Instructions to follow - Pick out the lines below that contain the string "JSON" and copy them all.

Supplied material -
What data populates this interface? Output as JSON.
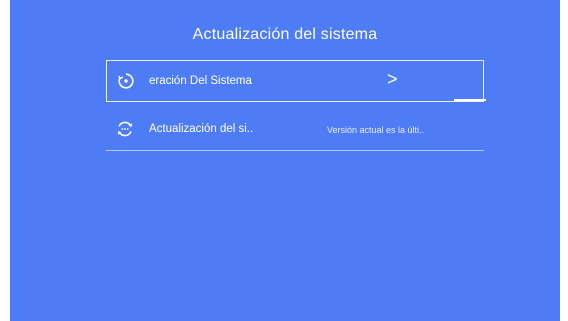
{
  "screen": {
    "title": "Actualización del sistema",
    "background": "#4d7cf6"
  },
  "menu": [
    {
      "label": "eración Del Sistema",
      "icon": "circular-arrow-icon",
      "trailing": ">",
      "selected": true
    },
    {
      "label": "Actualización del si..",
      "icon": "refresh-dots-icon",
      "value": "Versión actual es la últi..",
      "selected": false
    }
  ]
}
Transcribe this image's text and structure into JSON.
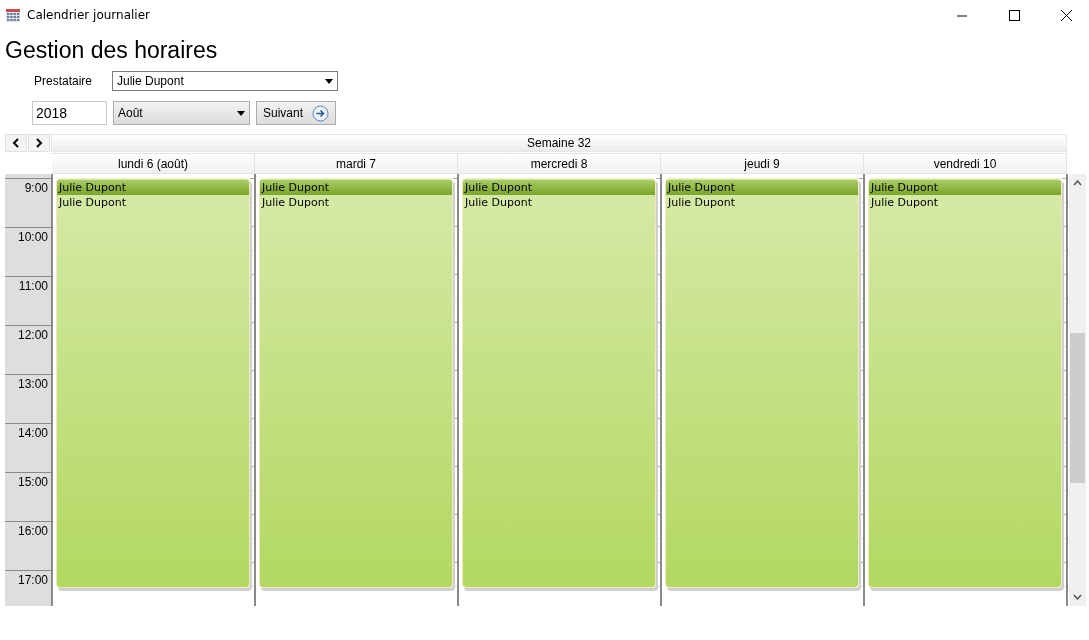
{
  "window": {
    "title": "Calendrier journalier"
  },
  "heading": "Gestion des horaires",
  "provider": {
    "label": "Prestataire",
    "value": "Julie Dupont"
  },
  "year": {
    "value": "2018"
  },
  "month": {
    "value": "Août"
  },
  "next_button": {
    "label": "Suivant"
  },
  "week_title": "Semaine 32",
  "hours": [
    "9:00",
    "10:00",
    "11:00",
    "12:00",
    "13:00",
    "14:00",
    "15:00",
    "16:00",
    "17:00"
  ],
  "days": [
    {
      "label": "lundi 6 (août)",
      "events": [
        {
          "title": "Julie Dupont",
          "subtitle": "Julie Dupont"
        }
      ]
    },
    {
      "label": "mardi 7",
      "events": [
        {
          "title": "Julie Dupont",
          "subtitle": "Julie Dupont"
        }
      ]
    },
    {
      "label": "mercredi 8",
      "events": [
        {
          "title": "Julie Dupont",
          "subtitle": "Julie Dupont"
        }
      ]
    },
    {
      "label": "jeudi 9",
      "events": [
        {
          "title": "Julie Dupont",
          "subtitle": "Julie Dupont"
        }
      ]
    },
    {
      "label": "vendredi 10",
      "events": [
        {
          "title": "Julie Dupont",
          "subtitle": "Julie Dupont"
        }
      ]
    }
  ]
}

Solution to the problem -
What data populates this interface? Output as JSON.
Transcribe this image's text and structure into JSON.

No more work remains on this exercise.